• _EXERCISE DESCRIPTION_
Output the records that follow, keeping every line exactly as it is.

***** SUPPLIED DATA *****

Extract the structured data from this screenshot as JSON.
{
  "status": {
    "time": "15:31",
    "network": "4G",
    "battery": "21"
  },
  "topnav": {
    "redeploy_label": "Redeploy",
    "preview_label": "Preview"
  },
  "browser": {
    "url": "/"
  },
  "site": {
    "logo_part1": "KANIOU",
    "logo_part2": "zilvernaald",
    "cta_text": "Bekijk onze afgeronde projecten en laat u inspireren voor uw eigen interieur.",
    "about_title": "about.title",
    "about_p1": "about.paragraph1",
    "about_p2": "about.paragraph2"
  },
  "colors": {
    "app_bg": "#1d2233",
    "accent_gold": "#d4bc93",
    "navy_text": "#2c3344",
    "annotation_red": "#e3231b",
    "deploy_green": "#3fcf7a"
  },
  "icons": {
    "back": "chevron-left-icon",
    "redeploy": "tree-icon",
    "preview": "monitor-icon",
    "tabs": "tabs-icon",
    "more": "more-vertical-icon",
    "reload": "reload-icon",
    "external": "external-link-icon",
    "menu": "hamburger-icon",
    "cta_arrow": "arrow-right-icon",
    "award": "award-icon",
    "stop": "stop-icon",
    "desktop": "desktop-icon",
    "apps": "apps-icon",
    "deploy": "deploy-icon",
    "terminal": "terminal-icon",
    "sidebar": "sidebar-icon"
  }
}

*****

• _RESPONSE_
Extract the structured data from this screenshot as JSON.
{
  "status": {
    "time": "15:31",
    "network": "4G",
    "battery": "21"
  },
  "topnav": {
    "redeploy_label": "Redeploy",
    "preview_label": "Preview"
  },
  "browser": {
    "url": "/"
  },
  "site": {
    "logo_part1": "KANIOU",
    "logo_part2": "zilvernaald",
    "cta_text": "Bekijk onze afgeronde projecten en laat u inspireren voor uw eigen interieur.",
    "about_title": "about.title",
    "about_p1": "about.paragraph1",
    "about_p2": "about.paragraph2"
  },
  "colors": {
    "app_bg": "#1d2233",
    "accent_gold": "#d4bc93",
    "navy_text": "#2c3344",
    "annotation_red": "#e3231b",
    "deploy_green": "#3fcf7a"
  },
  "icons": {
    "back": "chevron-left-icon",
    "redeploy": "tree-icon",
    "preview": "monitor-icon",
    "tabs": "tabs-icon",
    "more": "more-vertical-icon",
    "reload": "reload-icon",
    "external": "external-link-icon",
    "menu": "hamburger-icon",
    "cta_arrow": "arrow-right-icon",
    "award": "award-icon",
    "stop": "stop-icon",
    "desktop": "desktop-icon",
    "apps": "apps-icon",
    "deploy": "deploy-icon",
    "terminal": "terminal-icon",
    "sidebar": "sidebar-icon"
  }
}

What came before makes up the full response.